WHAT YOU ARE ASKED TO DO:
Note each line of the listing that contains the string "Scale", and copy it.

GIVEN RECORDS:
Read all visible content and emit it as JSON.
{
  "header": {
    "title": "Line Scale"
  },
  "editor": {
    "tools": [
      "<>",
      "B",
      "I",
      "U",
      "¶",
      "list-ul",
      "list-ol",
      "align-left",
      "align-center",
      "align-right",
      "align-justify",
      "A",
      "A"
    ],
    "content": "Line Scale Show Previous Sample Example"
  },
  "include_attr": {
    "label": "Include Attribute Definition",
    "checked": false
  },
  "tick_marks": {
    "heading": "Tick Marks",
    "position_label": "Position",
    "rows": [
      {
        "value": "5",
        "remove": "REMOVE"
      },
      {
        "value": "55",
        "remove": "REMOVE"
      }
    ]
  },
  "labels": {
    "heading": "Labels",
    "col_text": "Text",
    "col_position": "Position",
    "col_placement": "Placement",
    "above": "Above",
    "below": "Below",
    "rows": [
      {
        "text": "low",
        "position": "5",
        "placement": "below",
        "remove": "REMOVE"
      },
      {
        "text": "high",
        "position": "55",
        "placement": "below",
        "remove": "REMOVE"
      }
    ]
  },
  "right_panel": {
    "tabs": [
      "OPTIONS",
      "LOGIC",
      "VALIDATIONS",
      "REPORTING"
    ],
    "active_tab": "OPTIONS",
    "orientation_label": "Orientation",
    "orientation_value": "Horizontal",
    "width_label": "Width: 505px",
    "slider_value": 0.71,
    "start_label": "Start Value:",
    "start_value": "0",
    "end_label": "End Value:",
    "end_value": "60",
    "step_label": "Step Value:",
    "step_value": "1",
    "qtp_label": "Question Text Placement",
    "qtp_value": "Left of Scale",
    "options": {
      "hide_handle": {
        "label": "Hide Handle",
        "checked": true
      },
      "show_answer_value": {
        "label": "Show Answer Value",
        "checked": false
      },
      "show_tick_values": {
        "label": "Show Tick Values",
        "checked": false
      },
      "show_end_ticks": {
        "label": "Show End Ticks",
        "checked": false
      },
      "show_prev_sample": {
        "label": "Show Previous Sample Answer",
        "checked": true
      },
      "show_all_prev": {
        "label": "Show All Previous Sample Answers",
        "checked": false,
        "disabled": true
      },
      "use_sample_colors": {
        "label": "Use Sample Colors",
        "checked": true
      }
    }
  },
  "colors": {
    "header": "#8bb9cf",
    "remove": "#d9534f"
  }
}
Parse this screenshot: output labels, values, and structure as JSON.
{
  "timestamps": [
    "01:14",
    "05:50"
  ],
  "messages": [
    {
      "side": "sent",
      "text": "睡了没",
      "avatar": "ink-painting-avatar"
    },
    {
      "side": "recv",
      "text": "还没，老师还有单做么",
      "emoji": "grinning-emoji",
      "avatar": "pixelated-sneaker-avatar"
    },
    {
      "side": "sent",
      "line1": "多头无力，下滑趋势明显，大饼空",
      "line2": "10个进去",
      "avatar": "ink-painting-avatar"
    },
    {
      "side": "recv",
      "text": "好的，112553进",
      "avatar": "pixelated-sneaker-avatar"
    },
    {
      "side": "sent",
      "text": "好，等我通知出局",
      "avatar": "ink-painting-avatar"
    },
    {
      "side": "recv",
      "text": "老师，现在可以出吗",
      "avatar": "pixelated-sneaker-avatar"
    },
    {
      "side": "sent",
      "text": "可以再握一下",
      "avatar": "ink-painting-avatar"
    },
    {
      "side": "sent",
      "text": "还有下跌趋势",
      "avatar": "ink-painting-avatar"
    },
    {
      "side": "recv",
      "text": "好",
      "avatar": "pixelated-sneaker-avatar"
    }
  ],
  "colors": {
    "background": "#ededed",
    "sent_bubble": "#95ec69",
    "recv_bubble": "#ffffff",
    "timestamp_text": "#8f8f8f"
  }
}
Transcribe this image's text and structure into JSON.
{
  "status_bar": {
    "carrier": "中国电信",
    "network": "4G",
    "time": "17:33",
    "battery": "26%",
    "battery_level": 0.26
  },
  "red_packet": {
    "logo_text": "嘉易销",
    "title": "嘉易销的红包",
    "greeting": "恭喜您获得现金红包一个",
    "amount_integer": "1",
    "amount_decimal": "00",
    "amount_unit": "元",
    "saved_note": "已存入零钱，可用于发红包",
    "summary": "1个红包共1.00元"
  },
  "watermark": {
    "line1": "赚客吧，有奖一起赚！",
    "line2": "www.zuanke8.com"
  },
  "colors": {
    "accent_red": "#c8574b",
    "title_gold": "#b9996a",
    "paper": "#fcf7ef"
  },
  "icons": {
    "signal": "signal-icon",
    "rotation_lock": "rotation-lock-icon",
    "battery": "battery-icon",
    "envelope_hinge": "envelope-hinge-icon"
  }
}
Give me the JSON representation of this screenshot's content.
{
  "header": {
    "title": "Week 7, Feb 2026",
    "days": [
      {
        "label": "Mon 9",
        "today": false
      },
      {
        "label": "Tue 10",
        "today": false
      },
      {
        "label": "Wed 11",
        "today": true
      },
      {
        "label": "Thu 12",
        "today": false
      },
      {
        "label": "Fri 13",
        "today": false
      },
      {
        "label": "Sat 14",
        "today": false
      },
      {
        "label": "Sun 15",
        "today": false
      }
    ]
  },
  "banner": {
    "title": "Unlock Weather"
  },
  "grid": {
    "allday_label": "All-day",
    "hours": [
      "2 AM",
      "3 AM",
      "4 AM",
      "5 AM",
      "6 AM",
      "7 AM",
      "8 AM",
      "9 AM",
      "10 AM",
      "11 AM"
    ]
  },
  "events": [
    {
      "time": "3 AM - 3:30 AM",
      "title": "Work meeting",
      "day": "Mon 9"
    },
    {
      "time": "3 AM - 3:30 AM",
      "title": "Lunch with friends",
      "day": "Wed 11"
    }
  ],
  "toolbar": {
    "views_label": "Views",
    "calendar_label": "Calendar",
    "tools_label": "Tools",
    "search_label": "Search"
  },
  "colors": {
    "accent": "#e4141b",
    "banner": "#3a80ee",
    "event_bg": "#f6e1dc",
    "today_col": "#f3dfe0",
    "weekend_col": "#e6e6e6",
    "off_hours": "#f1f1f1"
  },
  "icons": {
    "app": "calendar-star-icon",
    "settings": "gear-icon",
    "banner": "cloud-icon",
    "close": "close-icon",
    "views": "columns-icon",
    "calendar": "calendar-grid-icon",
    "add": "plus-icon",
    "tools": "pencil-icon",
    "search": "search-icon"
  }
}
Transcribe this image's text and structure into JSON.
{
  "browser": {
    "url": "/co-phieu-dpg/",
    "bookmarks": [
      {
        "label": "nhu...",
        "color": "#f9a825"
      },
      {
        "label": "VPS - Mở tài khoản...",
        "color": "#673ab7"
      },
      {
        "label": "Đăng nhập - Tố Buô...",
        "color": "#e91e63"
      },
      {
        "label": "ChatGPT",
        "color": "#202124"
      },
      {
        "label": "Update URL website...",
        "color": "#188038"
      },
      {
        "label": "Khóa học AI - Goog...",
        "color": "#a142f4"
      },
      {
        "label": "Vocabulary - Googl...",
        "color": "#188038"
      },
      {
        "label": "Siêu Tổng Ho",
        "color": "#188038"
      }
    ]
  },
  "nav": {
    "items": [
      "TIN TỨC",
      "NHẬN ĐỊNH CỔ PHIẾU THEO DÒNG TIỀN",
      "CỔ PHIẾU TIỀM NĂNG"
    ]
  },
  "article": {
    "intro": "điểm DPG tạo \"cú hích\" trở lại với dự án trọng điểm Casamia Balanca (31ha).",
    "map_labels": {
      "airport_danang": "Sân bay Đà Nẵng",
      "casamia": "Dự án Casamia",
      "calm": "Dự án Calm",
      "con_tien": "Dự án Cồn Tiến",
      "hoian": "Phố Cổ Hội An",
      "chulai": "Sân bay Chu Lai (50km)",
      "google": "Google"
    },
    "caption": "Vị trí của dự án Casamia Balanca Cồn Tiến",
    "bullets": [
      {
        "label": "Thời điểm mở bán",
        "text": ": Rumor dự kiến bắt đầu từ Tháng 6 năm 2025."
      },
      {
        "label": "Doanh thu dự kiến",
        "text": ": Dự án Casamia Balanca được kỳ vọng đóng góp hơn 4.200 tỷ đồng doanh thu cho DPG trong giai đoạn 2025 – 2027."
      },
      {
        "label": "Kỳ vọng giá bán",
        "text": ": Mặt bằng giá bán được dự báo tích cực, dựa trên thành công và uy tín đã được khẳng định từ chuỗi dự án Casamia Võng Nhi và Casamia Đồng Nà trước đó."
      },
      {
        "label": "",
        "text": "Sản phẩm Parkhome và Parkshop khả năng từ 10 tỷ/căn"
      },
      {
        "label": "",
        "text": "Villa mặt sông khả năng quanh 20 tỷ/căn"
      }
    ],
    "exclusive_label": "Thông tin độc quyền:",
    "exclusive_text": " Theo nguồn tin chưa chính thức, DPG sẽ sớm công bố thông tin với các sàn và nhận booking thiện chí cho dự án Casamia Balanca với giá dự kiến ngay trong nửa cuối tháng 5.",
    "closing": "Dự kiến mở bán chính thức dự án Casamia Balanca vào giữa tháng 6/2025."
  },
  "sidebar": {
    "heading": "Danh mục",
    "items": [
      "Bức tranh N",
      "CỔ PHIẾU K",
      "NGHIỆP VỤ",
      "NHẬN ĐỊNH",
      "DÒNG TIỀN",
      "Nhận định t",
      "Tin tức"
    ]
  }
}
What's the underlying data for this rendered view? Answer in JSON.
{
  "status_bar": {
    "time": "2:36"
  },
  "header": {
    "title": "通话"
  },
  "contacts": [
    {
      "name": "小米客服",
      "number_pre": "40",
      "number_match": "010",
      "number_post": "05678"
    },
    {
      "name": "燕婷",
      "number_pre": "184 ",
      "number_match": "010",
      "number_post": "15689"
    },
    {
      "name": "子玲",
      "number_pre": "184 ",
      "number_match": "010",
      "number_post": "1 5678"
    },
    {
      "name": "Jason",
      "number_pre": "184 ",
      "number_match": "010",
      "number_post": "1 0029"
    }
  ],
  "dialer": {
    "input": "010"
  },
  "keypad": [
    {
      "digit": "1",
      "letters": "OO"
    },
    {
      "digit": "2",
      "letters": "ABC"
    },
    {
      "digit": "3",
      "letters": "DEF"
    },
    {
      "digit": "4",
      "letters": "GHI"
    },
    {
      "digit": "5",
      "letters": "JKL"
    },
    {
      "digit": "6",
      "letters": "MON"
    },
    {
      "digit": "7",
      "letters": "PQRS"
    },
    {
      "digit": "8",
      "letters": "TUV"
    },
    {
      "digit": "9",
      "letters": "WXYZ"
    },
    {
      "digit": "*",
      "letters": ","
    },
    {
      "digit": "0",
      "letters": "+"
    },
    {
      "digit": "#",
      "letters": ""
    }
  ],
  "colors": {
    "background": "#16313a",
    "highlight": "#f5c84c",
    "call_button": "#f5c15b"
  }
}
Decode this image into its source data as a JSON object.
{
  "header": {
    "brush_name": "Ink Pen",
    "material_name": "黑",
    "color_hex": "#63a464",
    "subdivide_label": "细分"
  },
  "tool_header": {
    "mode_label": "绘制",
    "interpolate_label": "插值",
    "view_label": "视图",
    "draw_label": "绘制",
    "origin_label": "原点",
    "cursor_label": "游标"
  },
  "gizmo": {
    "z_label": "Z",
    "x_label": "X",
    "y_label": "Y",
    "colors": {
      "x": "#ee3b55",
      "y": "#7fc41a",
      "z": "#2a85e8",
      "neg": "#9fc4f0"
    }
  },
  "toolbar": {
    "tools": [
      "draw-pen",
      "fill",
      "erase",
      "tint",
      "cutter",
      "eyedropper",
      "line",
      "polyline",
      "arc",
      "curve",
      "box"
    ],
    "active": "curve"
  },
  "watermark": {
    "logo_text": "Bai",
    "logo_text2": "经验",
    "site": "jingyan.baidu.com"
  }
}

ANSWER FOR THE TASK:
    "title": "Line Scale"
    "content": "Line Scale Show Previous Sample Example"
    "qtp_value": "Left of Scale",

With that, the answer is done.